I opened the CD case, pulled out the cover, and started reading the lyrics before I listened to the actual CD. The graphics were very appealing, red everywhere (for luck, of course), and some fun and fashionable Chinese symbols. A friend told me that the character on the front actually did mean red; I give Larkin a bit of respect for using the real character, and not just one that looked neat and pretty, as tends to happen.
The music itself seems rather pedestrian, nothing too exciting or attention getting. There’s nothing here that I haven’t heard before, or heard in a more imaginative and entertaining way. Larkin has a soothing voice that she uses effectively, but I feel that the album is a little contrived, not nearly as true as it could be.
Before each song in the liner notes, Larkin writes a little introduction to acquaint the listener with her own particular state of mind and the experience she had that led to the creation of the song. These are definitely more interesting than the actual songs, and more direct.

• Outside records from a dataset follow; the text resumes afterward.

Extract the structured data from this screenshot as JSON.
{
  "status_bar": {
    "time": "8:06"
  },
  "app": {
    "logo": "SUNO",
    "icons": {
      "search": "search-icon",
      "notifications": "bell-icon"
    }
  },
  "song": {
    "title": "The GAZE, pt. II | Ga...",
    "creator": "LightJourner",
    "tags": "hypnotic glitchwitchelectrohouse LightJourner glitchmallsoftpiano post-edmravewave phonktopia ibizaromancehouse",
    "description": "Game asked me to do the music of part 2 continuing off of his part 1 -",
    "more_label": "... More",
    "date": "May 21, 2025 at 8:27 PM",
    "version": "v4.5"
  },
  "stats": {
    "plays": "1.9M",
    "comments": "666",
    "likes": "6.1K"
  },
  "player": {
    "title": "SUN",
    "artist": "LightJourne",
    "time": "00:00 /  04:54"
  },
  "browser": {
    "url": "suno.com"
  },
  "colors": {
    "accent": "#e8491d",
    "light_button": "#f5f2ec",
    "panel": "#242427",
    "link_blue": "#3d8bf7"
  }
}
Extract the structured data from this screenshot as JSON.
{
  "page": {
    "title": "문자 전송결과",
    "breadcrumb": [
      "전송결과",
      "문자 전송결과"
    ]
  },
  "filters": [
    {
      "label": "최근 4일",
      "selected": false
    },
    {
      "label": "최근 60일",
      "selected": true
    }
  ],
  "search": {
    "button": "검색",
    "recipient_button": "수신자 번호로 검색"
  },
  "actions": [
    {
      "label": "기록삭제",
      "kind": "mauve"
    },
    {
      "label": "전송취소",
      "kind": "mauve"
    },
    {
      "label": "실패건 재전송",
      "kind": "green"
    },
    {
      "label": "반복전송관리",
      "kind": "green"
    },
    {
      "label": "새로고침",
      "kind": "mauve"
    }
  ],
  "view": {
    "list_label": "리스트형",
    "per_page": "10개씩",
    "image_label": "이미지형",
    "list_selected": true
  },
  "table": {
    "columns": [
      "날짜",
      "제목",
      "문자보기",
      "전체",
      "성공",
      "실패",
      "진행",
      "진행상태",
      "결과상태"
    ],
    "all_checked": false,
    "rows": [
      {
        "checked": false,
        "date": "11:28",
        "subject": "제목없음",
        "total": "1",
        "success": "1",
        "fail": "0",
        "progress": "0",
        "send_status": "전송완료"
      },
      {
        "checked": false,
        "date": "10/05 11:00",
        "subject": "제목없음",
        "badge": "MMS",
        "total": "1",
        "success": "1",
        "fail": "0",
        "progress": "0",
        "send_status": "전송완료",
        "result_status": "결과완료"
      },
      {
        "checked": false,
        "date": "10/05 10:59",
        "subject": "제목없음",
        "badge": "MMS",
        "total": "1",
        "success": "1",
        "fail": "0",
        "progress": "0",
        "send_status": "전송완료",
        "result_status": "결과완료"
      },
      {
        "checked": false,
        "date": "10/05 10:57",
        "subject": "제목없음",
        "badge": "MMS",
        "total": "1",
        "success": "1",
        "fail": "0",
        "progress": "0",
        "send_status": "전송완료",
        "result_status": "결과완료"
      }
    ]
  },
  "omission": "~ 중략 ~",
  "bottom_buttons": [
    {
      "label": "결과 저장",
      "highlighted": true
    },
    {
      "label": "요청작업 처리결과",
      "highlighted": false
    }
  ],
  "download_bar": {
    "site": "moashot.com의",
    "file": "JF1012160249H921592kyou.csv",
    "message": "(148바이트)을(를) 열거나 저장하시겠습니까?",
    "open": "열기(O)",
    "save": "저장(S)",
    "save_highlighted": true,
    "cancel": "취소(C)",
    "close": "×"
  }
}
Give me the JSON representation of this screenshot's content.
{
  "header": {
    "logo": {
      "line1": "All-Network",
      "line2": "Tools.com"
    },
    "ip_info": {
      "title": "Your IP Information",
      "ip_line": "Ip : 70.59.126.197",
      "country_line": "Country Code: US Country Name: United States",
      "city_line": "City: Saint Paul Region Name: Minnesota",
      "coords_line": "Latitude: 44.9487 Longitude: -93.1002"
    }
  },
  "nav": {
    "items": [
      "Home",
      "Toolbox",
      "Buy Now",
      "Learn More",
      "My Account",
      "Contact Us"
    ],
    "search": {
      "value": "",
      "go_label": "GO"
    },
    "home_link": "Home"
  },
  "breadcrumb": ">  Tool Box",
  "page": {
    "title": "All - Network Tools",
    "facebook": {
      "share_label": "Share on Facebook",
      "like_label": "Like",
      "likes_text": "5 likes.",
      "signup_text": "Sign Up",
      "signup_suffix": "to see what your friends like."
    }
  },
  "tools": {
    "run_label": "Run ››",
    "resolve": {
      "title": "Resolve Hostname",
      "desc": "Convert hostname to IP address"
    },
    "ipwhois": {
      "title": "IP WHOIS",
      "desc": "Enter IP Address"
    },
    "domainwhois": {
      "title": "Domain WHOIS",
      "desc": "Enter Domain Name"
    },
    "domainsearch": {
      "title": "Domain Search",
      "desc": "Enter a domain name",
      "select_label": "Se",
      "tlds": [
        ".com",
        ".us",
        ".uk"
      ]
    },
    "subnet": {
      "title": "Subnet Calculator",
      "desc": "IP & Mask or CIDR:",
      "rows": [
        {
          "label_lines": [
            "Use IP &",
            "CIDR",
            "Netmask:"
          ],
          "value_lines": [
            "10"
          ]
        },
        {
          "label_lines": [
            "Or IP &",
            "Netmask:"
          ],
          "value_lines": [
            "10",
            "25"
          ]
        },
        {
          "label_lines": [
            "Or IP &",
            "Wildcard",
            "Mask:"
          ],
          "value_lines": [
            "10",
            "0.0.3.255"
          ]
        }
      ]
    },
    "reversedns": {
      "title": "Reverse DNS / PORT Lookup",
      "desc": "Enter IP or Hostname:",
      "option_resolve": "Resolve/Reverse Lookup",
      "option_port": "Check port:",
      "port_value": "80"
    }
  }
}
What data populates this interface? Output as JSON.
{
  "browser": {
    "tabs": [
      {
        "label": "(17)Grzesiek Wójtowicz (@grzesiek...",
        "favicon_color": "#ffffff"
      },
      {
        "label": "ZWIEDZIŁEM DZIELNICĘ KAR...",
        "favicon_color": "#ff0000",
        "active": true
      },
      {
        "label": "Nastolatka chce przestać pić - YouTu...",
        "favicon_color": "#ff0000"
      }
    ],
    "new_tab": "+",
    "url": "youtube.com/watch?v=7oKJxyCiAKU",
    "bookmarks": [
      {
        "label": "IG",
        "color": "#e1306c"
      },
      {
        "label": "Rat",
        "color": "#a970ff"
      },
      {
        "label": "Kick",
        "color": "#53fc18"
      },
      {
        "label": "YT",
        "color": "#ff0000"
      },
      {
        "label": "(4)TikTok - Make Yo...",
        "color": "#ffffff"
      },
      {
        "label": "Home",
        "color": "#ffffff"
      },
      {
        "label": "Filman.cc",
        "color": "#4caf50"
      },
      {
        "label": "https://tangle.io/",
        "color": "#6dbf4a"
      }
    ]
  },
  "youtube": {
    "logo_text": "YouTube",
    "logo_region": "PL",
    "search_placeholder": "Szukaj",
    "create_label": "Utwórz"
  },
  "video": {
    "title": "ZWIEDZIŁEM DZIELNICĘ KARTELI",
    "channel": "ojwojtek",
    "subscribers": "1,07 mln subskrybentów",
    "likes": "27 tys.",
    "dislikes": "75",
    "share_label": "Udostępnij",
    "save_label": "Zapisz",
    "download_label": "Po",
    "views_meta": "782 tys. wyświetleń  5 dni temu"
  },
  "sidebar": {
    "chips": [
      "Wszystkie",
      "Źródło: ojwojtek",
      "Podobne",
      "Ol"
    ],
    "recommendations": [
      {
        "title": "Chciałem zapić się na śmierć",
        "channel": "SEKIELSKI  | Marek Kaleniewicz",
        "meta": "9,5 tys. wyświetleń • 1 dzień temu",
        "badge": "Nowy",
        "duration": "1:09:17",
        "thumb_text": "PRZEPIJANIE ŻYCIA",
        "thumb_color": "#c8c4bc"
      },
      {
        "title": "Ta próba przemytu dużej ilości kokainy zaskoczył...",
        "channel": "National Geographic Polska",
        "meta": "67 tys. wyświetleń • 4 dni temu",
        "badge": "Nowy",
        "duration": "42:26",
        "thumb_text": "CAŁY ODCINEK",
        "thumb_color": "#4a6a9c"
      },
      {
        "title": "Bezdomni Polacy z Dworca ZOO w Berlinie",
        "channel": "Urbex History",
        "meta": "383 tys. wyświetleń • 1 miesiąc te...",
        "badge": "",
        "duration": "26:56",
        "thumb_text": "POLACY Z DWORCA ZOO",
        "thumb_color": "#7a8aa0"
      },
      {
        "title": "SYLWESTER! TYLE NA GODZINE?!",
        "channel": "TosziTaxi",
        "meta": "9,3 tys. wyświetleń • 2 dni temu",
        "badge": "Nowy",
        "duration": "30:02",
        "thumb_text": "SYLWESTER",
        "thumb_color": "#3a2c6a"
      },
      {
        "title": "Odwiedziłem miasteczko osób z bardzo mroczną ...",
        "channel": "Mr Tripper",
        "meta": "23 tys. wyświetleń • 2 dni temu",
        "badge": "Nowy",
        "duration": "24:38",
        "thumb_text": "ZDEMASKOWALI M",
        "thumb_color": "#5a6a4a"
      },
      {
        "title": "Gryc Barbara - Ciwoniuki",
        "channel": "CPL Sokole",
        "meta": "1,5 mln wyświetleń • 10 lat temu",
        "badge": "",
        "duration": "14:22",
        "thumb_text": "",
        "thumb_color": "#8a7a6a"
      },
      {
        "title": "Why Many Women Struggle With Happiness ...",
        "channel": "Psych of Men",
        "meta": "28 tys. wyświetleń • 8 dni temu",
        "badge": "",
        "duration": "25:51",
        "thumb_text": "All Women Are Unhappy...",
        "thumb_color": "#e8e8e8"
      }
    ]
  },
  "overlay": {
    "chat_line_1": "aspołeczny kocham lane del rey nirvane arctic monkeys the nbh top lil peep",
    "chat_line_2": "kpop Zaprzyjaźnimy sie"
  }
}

There are a few stand out songs on the disc, notably “Italian Shoes,” which achieves the right balance of breeziness and melancholy. “Too Bad” has Larkin sounding quite like Sarah McLachlan, crooning about lost love over a rare, backup-vocal chorus.
Overall it’s a pretty mellow CD, one that would probably do quite nicely in a coffeehouse. So, if you like coffee, and you have a house, you just might get a bit of play out of this disc.
Archived article by Sue Karp